Mankad. No one wants to hear that word. No one wants it to happen. No one enjoys watching it. We’re 100 per cent sure Sachithra Senanayake didn’t enjoy doing it, and Angelo Mathews didn’t enjoy appealing.
But when a batsman continually leaves his ground before the ball is bowled, is the leather-flinger left with no other choice but to enforce the letter of the law?
That’s exactly what Sri Lankan off spinner Sachithra Senanayake did. The inevitable and hairy question is, should the team have appealed after he took off the bails?
They chose to, and Jos Buttler had no choice but to trudge to the pavilion after the umpire raised his finger.
England captain Alastair Cook was clearly unhappy after the game, insisting questions about the ethics of the dismissal be directed at Sri Lankan captain Angelo Mathews, not him.
“You would have to ask Angelo Mathews,” Cook said.
“We were obviously disappointed. I hope I wouldn’t do it. You don’t know in the spur of the moment how you would handle it.”
It raises an obvious question. It’s legal, but at odds with cricket’s well-respected tradition of playing ‘within the spirit of the game’.
But then , if a batsman is continually moving out of his crease before the ball is bowled, surely that’s outside the spirit of the game as well?
“We gave him two warnings, and I don’t know what else you can do to stop him doing that, so we had to go for it,” Mathews said after the game.
“I would stick by it. What we did was completely within the rules. We warned him in the last game too.”

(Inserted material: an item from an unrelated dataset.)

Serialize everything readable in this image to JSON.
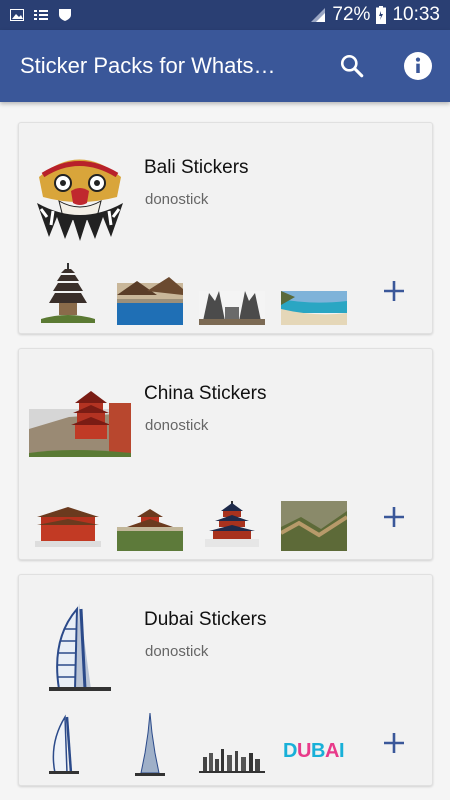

So what do you think Roarers? Fair or unfair? Should Mankad stay or should it go?